The pretty Cornish seaside town of Fowey (pronounced ‘Foy’) was reputedly the inspiration for Kenneth Grahame’s ‘Wind in the Willows’. It’s also been voted the UK’s most desirable place to live and when you visit with your boat, you can see why. Its narrow streets and pretty buildings tumble down to the water’s edge, where you can rent powerboats, canoes and kayaks. Restormel Castle, the medieval town of Lostwithiel and the famous St Austell Brewery are all nearby. And if you can drag yourself away from Sam’s (a wonderful fish restaurant) and Pinky’s (a super cool café), the neighbouring ports of Charlestown and Looe offer plenty of cruising entertainment.
(8) Milford Haven
With more than 30 miles of sheltered waters, the Milford Haven Waterway is the largest estuary in Wales and one of the deepest natural harbours in the world. Set within the Pembrokeshire Coast National Park, it extends inland toward the River Cleddau, with plenty of towns and tributaries to explore. Back out between the heads, the wildlife-rich islets of Skomer and Skokholm lie in wait – and in addition to winning fame for its sea bird colonies and its boatbuilding, this region also enjoys a prolific succession of lovely beaches, each linked by means of the well-maintained clifftop coast path.
Known as the ‘Queen of the Hebrides’, the isle of Islay (pronounced Eye-La) dangles out into the Atlantic Ocean off the craggy west coast of Scotland. With Northern Ireland just a short hop south, that puts it in a great spot for all kinds of boating fun. You can seek out the ferocious bottleneck flow of the Skerries, you can ride the oceanic swells or you can investigate the sheltered waters between the region’s maze of knife-edged landmasses. Having said that, with no fewer than eight first-class whisky distilleries on site, Islay might just tempt you to leave your boat at the pontoon...
With seven or eight estuaries between Plymouth and Exmouth, the beautiful town of Dartmouth sits in an area of outstanding natural beauty at the heart of a very special stretch of coastline. The Dart estuary is long and lovely, with everything from castles to vineyards, pretty villages to boat-friendly pubs, and steam trains to historical boathouses. In addition to plenty of great walks and hidden coves, it’s also a handy departure point for a trip to the Channel Islands.
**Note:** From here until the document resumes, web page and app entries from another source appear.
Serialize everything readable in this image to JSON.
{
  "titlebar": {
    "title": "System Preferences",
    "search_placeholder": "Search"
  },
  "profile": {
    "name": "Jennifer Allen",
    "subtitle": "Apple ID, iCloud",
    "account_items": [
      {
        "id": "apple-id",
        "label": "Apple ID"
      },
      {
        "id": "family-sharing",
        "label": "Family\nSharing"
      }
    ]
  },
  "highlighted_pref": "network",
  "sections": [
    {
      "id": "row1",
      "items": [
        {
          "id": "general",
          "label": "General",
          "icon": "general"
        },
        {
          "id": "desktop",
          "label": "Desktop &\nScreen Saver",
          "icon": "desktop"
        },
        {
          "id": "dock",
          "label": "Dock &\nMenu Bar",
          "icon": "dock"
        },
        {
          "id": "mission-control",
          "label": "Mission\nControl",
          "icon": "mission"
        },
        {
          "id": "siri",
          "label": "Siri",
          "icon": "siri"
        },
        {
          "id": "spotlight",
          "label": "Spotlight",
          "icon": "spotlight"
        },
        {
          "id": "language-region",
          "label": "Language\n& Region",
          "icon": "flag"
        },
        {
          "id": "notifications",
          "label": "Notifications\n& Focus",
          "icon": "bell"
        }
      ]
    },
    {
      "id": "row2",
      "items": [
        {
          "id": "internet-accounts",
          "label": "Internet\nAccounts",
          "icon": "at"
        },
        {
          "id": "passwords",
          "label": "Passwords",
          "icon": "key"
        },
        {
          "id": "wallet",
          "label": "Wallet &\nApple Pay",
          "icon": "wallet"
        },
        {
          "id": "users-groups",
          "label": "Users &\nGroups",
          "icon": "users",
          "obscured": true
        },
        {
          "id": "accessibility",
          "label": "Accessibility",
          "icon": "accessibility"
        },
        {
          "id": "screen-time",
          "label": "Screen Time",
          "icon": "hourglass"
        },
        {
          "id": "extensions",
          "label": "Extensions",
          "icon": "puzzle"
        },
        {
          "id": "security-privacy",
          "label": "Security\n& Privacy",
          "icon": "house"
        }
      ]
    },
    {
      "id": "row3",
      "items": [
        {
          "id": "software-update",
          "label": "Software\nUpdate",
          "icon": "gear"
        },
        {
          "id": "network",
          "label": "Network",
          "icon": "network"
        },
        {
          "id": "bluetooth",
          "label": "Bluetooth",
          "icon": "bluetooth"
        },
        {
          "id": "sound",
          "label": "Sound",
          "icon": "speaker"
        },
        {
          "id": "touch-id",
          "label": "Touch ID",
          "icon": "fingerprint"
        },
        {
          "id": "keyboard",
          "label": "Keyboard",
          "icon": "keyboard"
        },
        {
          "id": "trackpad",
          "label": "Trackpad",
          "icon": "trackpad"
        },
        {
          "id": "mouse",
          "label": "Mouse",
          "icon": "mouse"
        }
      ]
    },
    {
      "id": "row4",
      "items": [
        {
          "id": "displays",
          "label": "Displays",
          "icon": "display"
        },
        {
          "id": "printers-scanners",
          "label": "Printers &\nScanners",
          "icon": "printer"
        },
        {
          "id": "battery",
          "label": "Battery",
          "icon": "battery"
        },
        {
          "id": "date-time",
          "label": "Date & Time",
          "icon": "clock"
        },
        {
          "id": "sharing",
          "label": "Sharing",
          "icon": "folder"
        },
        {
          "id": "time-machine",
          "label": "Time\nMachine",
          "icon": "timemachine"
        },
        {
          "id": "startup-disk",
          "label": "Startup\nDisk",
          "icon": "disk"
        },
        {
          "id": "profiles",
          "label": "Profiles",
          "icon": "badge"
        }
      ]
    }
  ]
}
And happily (in stark contrast to a lot of the south Devon), the continued presence of a fishing fleet, a boat building industry and a naval college means that the town’s buzz is robust enough to endure the seasonal tourist exodus.
For more great guides to cruising the coast of the UK, see: Six short sea passages around the UK or Seven special British boating pubs.